"The Rain, the Park and Other Things" (Cowsills)
"The Rains Came" (Sir Douglas Quintet)
With those now off the table, whatever's left might be the one.
Evan Strickland, Grants Pass, Ore.
DEAR EVAN: Are you aware that you have paraphrased one of super sleuth Sherlock Holmes' most famous deductive reasoning quotes?
He often mused to Watson, "When you have eliminated all which is impossible, then whatever remains, however improbable, must be the truth."
With this specific case, what remains is "I Love the Rain," by Us Kids (Rex 2630).
And that is also the truth.
Cementing my conclusion is that this local band's tune was in the Top 3 in southern Oregon in late August 1966, especially on Medford's KBOY.
However, "I Love the Rain" did not show up on any of the national charts, and is the only record in KBOY's Top 20 that failed to do so. Backed with "Check-Out," this scarce single is now a $200 item.
DEAR JERRY: The first picture disc album I ever bought was Mike Oldfield's "Tubular Bells," the debut album for Richard Branson's Virgin label.

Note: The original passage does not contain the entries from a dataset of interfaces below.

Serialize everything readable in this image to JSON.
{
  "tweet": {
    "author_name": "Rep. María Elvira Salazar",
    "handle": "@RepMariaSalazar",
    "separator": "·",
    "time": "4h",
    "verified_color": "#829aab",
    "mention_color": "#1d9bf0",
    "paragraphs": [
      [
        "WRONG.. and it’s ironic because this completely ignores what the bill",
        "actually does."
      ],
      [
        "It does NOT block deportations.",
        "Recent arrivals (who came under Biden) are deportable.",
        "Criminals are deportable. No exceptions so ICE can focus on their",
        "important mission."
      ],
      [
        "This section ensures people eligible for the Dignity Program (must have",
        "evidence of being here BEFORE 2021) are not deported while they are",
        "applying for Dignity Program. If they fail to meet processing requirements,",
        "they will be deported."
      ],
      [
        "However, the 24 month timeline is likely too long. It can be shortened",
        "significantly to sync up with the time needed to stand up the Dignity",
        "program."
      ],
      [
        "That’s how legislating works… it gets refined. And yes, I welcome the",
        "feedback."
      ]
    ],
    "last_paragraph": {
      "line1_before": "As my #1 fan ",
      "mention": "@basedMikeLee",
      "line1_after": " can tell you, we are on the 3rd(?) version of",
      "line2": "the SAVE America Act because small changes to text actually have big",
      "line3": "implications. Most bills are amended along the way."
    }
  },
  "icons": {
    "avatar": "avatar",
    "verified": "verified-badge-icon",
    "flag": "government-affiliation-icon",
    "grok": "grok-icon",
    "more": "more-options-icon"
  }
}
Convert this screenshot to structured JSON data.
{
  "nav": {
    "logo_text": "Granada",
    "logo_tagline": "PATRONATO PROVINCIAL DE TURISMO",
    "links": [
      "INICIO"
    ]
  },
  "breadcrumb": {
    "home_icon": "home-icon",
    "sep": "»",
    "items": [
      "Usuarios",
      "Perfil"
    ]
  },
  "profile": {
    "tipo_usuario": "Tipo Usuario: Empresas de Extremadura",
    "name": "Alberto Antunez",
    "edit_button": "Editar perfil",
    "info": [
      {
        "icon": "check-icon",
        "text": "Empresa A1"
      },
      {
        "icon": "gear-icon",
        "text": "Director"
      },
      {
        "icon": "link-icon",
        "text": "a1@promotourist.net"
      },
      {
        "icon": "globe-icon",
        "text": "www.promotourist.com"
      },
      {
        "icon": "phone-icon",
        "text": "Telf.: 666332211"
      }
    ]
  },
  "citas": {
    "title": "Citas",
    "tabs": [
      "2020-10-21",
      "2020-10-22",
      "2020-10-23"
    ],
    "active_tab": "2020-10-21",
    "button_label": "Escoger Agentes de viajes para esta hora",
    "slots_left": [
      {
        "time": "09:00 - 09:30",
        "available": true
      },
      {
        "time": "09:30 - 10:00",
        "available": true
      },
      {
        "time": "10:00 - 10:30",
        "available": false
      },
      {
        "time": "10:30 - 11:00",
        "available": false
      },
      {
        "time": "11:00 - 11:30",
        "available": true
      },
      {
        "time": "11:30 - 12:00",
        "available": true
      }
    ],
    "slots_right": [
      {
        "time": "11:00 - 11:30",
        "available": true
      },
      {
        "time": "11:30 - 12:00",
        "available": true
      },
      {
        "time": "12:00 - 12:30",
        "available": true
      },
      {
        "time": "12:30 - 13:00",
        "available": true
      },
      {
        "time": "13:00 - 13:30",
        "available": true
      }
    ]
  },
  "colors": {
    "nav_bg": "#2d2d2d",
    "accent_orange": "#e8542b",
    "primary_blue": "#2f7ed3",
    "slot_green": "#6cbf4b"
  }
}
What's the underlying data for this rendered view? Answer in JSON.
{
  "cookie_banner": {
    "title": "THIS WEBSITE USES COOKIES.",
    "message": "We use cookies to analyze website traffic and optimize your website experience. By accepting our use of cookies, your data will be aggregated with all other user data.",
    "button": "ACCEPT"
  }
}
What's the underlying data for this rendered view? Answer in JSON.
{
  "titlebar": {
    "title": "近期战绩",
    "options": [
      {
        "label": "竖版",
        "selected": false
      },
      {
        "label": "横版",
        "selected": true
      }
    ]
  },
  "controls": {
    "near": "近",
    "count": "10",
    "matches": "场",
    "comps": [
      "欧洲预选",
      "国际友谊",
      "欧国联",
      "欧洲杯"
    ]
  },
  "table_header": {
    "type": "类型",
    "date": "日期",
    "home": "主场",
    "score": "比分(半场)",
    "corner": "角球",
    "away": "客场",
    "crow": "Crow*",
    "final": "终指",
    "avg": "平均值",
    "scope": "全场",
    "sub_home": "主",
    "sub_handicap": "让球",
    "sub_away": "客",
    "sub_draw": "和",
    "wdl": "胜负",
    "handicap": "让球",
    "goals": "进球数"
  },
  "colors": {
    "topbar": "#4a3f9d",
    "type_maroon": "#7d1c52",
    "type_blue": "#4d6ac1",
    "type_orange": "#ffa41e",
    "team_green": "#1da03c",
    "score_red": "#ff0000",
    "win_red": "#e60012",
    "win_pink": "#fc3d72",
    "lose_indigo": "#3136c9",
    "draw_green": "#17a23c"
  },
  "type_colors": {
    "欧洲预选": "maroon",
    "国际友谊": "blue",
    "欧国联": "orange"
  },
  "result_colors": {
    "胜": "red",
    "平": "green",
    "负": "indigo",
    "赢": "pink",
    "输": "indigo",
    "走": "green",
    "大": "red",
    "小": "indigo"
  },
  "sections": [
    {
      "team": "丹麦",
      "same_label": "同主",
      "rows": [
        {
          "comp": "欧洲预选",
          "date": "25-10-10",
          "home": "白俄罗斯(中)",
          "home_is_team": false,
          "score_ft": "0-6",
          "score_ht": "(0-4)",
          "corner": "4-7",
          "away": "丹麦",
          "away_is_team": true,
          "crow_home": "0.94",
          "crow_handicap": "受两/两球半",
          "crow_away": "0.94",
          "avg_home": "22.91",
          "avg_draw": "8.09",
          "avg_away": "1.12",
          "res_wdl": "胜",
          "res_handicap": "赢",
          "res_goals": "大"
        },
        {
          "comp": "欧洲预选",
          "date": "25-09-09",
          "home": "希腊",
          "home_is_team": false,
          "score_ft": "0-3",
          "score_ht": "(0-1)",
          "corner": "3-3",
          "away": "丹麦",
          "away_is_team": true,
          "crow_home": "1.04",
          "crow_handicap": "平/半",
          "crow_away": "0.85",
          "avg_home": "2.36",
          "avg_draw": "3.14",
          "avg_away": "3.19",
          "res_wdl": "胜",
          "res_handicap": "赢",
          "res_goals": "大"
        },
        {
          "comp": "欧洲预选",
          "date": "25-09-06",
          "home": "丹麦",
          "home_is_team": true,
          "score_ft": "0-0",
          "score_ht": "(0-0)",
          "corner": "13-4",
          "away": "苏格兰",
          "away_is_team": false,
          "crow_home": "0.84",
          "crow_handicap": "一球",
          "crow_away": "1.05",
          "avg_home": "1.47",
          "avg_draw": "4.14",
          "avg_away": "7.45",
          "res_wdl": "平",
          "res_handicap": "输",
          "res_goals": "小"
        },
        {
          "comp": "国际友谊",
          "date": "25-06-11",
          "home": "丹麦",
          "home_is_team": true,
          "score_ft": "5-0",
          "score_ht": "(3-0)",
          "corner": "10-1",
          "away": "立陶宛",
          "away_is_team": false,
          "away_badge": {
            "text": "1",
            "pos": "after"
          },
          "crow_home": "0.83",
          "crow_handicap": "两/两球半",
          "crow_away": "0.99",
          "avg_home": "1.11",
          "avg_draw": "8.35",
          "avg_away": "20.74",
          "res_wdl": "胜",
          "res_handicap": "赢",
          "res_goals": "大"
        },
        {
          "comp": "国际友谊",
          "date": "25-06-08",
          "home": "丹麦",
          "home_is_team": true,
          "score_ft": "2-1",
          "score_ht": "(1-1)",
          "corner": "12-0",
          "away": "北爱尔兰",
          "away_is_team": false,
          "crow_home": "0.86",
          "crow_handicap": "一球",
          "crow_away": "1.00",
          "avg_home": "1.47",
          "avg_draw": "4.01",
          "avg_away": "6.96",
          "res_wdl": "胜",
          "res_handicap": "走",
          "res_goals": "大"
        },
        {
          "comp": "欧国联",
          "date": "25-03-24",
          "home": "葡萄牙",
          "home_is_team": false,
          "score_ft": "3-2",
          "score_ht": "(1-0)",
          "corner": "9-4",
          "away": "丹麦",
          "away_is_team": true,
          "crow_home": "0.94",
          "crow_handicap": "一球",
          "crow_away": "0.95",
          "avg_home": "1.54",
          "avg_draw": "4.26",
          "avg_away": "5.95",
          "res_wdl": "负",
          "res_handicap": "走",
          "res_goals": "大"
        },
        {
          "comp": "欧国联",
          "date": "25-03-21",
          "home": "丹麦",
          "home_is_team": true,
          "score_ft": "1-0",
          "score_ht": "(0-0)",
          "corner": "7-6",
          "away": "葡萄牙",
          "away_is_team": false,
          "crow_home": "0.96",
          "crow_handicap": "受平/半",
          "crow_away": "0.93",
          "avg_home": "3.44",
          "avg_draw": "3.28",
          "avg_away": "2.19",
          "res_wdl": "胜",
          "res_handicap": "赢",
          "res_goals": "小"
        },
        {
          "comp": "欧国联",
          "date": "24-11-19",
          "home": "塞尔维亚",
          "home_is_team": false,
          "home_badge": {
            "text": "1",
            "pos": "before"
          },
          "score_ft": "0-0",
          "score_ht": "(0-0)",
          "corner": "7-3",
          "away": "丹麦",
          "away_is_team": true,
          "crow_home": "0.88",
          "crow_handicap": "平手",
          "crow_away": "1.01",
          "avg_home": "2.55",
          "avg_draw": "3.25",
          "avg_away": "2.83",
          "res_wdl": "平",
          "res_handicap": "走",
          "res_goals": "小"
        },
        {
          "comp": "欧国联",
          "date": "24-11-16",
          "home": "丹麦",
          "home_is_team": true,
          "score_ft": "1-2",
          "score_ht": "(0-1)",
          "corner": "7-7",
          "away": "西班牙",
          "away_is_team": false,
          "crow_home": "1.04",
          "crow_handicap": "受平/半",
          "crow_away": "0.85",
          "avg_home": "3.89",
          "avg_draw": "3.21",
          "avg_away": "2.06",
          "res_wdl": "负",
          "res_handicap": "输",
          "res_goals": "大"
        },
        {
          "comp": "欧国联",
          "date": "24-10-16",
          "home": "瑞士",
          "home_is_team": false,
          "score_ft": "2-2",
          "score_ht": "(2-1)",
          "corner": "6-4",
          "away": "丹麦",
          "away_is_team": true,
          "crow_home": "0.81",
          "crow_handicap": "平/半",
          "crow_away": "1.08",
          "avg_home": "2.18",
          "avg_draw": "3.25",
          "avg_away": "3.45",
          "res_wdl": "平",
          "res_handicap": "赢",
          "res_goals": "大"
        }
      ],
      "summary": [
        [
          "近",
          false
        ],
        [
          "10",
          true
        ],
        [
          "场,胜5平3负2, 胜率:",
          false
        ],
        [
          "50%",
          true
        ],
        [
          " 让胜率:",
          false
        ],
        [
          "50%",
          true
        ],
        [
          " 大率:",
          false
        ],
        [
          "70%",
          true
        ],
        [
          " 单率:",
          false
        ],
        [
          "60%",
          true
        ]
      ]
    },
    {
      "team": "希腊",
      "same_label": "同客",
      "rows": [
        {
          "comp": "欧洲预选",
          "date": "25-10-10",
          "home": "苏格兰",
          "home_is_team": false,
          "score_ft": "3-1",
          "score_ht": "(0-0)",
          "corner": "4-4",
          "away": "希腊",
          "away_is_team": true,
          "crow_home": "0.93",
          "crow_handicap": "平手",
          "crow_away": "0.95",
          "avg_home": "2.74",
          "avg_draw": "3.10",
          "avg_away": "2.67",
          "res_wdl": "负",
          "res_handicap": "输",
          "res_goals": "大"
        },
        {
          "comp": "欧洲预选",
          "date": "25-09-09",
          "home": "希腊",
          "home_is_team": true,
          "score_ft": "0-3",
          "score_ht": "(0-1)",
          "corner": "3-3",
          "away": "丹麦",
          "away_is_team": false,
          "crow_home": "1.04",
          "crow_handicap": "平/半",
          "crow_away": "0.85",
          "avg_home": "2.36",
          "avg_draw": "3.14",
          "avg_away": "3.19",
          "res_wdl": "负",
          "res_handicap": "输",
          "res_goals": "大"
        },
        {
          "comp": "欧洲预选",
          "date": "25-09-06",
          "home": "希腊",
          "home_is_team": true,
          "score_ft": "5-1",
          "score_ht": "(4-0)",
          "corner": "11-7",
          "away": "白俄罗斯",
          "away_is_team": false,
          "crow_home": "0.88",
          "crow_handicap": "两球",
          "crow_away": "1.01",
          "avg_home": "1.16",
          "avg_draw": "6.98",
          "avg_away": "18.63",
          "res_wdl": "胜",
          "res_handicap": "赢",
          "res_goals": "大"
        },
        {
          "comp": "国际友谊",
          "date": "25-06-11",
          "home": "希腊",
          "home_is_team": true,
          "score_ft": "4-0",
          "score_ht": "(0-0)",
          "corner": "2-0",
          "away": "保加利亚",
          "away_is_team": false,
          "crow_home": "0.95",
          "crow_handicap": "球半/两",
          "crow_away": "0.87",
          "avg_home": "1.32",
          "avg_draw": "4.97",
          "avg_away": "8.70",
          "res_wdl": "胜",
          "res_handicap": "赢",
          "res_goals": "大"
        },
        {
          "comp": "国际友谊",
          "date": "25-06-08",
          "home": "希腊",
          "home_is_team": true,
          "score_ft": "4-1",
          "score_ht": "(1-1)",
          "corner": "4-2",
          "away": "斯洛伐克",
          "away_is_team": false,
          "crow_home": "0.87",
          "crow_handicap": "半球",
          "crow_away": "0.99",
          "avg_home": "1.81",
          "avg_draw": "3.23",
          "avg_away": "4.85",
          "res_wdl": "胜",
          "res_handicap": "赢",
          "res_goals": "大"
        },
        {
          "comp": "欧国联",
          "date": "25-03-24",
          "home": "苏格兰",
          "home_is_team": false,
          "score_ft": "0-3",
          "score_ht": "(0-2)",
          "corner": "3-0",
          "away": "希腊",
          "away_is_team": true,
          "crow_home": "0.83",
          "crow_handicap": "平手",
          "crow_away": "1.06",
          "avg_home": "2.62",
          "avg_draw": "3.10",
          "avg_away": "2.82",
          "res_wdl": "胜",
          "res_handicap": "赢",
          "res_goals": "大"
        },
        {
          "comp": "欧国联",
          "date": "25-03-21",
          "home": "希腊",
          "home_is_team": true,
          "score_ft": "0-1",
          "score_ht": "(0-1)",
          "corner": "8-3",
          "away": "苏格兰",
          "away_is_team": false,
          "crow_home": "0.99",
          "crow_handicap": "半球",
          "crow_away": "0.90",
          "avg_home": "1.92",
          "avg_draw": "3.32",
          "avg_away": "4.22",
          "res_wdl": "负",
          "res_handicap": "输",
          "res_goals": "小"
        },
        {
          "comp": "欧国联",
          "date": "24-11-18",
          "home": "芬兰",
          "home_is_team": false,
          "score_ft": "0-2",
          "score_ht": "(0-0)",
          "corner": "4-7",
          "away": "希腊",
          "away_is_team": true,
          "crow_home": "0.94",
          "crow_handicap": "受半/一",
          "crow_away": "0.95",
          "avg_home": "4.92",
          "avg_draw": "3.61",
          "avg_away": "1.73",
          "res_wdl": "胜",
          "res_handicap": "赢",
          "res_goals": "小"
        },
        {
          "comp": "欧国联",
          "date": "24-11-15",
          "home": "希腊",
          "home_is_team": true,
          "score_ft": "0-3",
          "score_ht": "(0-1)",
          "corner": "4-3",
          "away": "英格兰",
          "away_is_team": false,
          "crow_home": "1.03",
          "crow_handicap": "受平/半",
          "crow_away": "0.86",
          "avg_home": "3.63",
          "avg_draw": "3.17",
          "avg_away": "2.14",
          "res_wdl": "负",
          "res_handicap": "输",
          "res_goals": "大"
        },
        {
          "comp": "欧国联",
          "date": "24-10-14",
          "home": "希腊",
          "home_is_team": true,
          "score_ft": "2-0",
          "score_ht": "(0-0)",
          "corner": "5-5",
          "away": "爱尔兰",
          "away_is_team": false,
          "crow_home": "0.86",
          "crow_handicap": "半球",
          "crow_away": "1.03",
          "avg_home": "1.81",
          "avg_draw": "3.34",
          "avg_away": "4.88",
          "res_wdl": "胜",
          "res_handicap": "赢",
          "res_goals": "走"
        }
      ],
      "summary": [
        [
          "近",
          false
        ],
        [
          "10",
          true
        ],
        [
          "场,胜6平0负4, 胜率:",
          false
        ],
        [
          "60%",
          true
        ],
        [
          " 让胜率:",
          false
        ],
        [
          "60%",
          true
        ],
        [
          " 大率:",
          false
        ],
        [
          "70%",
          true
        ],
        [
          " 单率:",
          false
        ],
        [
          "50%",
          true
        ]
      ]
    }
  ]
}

I probably played it once out of curiosity, then filed it away.
Now, four decades later, I read where "Tubular Bells" is the top-selling instrumental album of all time.
Really? Even more than Henry Mancini, or Herb Alpert, who I thought would be No. 1?
Ferdie Cohen, Springfield, Mass.
DEAR FERDIE: Yes, really, but keep in mind that of worldwide sales exceeding 16 million units, less than four percent of those were sold in the U.S.
Still, "Tubular Bells" did exceptionally well here, peaking at No. 3 and earning a coveted RIAA Gold Record Certification for sales of 500,000 units.
The LP reached No. 1 in Australia, Canada, and the UK home of Mike Oldfield and Sir Richard Branson where it was on the charts for 286 weeks (5.5 years) and sold over 2.6 million.
When a portion of "Tubular Bells" was chosen for the opening theme of "The Exorcist" film, Oldfield won the Grammy Award for Best Instrumental Composition of 1974.
Either the U.S. (Virgin 13-105) or the UK (Virgin 2001) limited edition picture discs can be found in the $20 to $40 range.
IZ ZAT SO? For those who know nothing about "Tubular Bells," or who bought it and promptly filed it away, consider the following: Mike Oldfield was only 19 in 1972 when he began writing, recording and co-producing his masterpiece.
He envisioned a combination of traditional instruments along with unconventional ones, and traditional instruments modified to sound unconventional.
Being a believer that if you want something done right, do it yourself, Mike opted to play all of these instruments himself, each being overdubbed separately:
Double speed guitars
Guitars sounding like bagpipes
Honky tonk piano
Horn sounding organ
Reed and pipe organ
Tubular bells (chimes)